The Cut Of Steak Michael Symon Says Is King

It's safe to say that Michael Symon is the undisputed culinary king of Cleveland. He's been winning awards for his innovative cooking since 1998, when Food & Wine named him their Best New Chef. Symon also garnered a nod from the James Beard Foundation in 2009 as Best Chef Great Lakes, and his former restaurant, Lola Bistro, was long considered the pinnacle of the Cleveland dining scene.

While many chef's decamp from smaller Midwestern cities to larger, coastal urban centers to make their name, Symon stuck by his hometown, and has been one of its most vocal champions. Cleveland is a no-fuss, working-class Great Lakes city that owes its cultural and culinary heritage to the many ethnic groups who flocked to the area for jobs and a toehold in America. Symon pays homage to that heritage at his restaurant Mabel's BBQ, where he literally invented a new type of regional barbecue — Cleveland-style, of course — by "incorporating Bertman's Ballpark Mustard into the barbecue sauce, using Eastern European spices and smoking meat over local fruitwood."

Suffice to say, Symon knows his way around a cut of meat, but that doesn't mean it's all low and slow smoking. He's also adept at cooking up a fine cut of beef, and there is one cut in particular that he says reigns supreme.

Stick to the rib-eyes

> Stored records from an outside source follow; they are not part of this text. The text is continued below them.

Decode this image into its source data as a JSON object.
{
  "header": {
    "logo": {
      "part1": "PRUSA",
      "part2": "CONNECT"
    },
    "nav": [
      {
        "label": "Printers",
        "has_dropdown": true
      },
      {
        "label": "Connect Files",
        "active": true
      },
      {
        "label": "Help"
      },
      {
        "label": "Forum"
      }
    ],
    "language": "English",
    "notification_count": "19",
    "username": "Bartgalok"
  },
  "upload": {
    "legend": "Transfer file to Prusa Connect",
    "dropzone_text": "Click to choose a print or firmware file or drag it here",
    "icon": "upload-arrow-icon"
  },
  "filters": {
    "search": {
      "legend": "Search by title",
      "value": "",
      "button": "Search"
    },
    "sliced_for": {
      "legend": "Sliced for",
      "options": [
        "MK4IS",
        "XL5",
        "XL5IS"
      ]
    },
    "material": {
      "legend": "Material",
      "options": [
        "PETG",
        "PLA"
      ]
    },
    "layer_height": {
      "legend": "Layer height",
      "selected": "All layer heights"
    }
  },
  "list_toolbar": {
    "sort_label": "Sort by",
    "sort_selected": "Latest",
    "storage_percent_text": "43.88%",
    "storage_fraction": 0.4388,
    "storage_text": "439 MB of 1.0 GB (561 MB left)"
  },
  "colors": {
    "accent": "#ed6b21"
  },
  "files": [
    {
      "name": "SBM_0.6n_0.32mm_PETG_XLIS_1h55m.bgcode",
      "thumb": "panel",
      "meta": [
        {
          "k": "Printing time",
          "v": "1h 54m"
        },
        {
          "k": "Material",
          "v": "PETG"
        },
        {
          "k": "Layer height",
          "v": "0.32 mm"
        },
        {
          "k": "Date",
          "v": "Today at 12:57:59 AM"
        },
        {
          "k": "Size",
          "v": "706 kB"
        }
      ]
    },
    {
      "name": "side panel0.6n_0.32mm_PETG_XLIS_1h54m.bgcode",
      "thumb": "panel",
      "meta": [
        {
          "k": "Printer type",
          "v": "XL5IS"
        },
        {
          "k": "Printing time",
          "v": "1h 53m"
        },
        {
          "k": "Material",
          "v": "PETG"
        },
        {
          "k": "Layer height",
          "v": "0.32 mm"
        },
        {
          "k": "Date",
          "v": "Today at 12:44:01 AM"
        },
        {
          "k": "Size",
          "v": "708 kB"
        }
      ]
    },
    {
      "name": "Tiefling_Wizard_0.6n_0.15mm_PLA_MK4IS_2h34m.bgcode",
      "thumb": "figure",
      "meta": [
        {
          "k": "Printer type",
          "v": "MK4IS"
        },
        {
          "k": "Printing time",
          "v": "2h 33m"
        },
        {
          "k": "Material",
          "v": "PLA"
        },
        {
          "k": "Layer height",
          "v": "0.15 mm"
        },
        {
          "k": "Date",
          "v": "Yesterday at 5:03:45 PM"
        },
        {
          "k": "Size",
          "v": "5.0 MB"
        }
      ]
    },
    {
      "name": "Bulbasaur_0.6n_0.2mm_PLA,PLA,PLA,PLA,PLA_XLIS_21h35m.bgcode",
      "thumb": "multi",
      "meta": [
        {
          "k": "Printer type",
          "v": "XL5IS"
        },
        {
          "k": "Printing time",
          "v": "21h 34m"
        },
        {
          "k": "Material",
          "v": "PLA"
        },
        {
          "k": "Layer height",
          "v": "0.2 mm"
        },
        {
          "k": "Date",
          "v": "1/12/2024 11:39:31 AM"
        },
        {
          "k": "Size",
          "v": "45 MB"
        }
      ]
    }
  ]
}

In a Food Network video shared on Facebook, Symon covers the ins-and-outs of several cuts of steak and provides pointers for various tastes. If you are like him and love a steak that has plenty of delicious fat as well as tenderness, then go with a nice bone-in ribeye. "To me, [it's] maybe the king of steak. It has the perfect balance between tenderness and a good amount of marbleization and fat, which I love in a steak," he explains. 

If tender and lean is more to your liking, Symon suggests beef tenderloin, though he is on record as saying that the cut's lack of fat and texture make it one of his least favorites. He also sings the praises of more affordable cuts, like skirt steak, but reminds viewers that the cut requires precise cooking quickly over high heat and carving against the grain.

Let's say you share Symon's love for ribeye, but you're a little out-of-your-element when it comes to steakhouse-style cooking. Fret not, because he has a ribeye recipe that he shared with "The Drew Barrymore Show" that can produce astounding results with little more than an oven and a good cast iron skillet. The trick is the reverse sear, which involves first cooking the steak, along with aromatics like rosemary and garlic, in a relatively-cool oven until the internal temperature is just right. Then, he turns things up by getting his cast iron ripping hot and searing the steak to obtain a beautiful crust, followed by a butter basting that contains the same aromatics.